• **AIM OF THE TASK**:
What is the number of lines in these entries that contain "putty"? State it alone.

-------

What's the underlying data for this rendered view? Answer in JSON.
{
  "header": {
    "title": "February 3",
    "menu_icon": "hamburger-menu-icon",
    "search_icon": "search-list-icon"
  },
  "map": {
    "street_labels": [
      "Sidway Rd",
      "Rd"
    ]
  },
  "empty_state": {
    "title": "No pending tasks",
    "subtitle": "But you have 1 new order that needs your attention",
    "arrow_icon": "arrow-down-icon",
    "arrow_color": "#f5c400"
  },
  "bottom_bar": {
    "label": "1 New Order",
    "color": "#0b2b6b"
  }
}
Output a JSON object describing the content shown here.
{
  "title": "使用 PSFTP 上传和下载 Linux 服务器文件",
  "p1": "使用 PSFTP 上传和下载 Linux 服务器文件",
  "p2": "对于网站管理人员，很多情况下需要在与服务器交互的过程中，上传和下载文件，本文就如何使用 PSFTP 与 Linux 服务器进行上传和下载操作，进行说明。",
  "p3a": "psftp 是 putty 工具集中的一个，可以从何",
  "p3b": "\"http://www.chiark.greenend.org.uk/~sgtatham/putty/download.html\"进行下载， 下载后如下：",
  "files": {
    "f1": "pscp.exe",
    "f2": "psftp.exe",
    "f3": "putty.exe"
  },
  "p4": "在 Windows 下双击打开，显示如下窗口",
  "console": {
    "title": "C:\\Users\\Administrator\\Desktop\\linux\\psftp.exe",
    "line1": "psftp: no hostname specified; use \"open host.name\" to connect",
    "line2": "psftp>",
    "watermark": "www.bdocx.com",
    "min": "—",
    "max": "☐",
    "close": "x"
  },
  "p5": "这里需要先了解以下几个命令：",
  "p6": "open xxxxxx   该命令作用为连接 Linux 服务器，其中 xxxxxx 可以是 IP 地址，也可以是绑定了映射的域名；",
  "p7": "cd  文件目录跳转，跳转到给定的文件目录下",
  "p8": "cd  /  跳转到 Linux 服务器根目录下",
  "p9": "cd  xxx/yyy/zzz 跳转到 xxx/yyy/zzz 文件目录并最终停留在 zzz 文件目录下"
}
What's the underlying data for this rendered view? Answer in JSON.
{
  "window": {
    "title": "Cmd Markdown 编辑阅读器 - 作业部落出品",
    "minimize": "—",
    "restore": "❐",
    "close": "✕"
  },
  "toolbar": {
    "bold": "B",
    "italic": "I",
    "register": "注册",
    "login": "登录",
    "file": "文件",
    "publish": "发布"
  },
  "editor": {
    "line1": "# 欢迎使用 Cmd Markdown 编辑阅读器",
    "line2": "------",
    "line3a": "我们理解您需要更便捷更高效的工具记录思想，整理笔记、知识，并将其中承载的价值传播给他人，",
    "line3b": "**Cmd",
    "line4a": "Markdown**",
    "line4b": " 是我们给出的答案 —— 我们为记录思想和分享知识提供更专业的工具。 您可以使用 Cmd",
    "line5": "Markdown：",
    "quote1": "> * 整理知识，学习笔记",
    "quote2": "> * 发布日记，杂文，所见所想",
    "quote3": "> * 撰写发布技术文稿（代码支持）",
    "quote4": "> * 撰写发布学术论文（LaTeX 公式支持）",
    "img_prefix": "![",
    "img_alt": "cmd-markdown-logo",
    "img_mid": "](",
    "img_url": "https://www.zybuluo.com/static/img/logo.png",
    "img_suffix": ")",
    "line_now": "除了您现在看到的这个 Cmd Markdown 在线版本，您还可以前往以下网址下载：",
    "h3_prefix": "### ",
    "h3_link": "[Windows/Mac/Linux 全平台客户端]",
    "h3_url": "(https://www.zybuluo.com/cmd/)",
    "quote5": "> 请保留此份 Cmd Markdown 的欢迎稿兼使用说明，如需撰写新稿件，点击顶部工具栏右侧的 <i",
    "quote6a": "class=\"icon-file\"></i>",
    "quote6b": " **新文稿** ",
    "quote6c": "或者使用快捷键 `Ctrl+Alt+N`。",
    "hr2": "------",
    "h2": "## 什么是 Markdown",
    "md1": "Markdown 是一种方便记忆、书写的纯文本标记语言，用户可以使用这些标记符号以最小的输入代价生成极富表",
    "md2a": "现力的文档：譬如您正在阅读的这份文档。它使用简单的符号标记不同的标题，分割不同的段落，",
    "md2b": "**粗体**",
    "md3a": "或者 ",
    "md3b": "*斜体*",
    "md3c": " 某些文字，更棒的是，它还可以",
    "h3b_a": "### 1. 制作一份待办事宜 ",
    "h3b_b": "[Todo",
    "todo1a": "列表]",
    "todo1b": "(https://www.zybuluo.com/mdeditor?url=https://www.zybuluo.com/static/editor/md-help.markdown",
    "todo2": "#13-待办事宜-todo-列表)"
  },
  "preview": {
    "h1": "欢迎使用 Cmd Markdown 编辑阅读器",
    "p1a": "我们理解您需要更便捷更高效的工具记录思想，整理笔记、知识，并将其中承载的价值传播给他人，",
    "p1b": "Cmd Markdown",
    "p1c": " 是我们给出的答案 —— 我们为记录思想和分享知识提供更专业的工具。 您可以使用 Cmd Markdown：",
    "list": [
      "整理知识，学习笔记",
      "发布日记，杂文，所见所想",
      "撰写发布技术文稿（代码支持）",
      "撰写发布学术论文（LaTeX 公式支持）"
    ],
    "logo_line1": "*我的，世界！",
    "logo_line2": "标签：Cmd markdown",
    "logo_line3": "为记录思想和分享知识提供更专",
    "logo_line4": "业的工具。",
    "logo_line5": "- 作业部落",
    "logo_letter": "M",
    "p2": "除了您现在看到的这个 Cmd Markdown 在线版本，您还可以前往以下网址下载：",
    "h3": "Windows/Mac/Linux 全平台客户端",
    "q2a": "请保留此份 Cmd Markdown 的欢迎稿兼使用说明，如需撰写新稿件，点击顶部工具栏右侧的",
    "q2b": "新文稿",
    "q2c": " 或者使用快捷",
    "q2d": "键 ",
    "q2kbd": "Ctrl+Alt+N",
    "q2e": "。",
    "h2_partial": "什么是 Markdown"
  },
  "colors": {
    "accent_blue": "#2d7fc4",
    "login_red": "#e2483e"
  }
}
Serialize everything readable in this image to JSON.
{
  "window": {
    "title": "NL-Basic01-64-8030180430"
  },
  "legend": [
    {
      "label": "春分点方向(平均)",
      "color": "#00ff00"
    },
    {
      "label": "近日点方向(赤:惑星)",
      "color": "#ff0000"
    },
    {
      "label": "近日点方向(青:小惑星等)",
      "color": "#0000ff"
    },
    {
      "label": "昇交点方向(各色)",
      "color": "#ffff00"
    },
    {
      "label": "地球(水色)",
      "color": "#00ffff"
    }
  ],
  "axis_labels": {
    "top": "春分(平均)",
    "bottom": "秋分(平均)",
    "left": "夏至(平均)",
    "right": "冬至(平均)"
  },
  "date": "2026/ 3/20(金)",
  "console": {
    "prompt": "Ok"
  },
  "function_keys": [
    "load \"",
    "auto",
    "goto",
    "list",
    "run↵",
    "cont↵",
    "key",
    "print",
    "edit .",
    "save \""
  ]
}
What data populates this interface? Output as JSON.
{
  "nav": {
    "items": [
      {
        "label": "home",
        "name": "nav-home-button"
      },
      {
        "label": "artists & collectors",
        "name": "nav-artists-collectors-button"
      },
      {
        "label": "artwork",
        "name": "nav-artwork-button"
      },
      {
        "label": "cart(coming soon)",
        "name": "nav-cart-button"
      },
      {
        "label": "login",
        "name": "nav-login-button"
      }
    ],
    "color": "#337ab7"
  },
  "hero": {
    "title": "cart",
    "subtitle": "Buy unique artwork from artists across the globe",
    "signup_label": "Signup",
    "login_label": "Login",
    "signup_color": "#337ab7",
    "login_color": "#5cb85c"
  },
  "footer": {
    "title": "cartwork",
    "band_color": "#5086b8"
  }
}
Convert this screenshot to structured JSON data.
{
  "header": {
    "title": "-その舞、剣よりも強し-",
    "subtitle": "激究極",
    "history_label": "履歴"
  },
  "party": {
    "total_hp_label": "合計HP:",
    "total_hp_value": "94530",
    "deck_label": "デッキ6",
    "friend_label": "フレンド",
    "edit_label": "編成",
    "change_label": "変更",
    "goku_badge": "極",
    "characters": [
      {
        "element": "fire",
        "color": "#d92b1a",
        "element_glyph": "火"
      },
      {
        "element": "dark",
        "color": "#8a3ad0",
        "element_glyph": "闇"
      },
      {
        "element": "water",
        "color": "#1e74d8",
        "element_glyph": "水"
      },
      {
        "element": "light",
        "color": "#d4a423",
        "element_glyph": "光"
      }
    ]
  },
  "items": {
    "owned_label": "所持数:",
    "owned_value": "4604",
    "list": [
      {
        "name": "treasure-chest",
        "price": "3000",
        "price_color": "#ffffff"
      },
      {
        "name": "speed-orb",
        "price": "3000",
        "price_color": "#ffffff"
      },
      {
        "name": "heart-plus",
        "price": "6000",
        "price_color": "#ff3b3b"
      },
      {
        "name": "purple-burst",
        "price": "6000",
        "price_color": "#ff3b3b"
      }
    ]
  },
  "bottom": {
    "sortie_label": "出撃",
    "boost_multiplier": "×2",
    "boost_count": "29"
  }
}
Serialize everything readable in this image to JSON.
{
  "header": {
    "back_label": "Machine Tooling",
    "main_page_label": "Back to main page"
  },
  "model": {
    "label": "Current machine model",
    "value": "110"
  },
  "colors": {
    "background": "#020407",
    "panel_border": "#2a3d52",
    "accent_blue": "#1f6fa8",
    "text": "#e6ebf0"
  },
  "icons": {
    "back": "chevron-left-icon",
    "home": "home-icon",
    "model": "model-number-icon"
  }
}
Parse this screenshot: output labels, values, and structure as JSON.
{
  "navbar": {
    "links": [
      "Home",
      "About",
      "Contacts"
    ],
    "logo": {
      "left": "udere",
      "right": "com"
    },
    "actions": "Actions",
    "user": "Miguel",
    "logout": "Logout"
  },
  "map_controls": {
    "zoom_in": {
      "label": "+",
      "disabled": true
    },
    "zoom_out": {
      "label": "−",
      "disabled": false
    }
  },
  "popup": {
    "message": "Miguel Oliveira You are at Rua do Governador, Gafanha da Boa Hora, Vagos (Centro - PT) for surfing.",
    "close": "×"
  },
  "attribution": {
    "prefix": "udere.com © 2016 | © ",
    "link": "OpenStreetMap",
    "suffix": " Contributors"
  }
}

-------

• **WRITTEN SOLUTION**:
3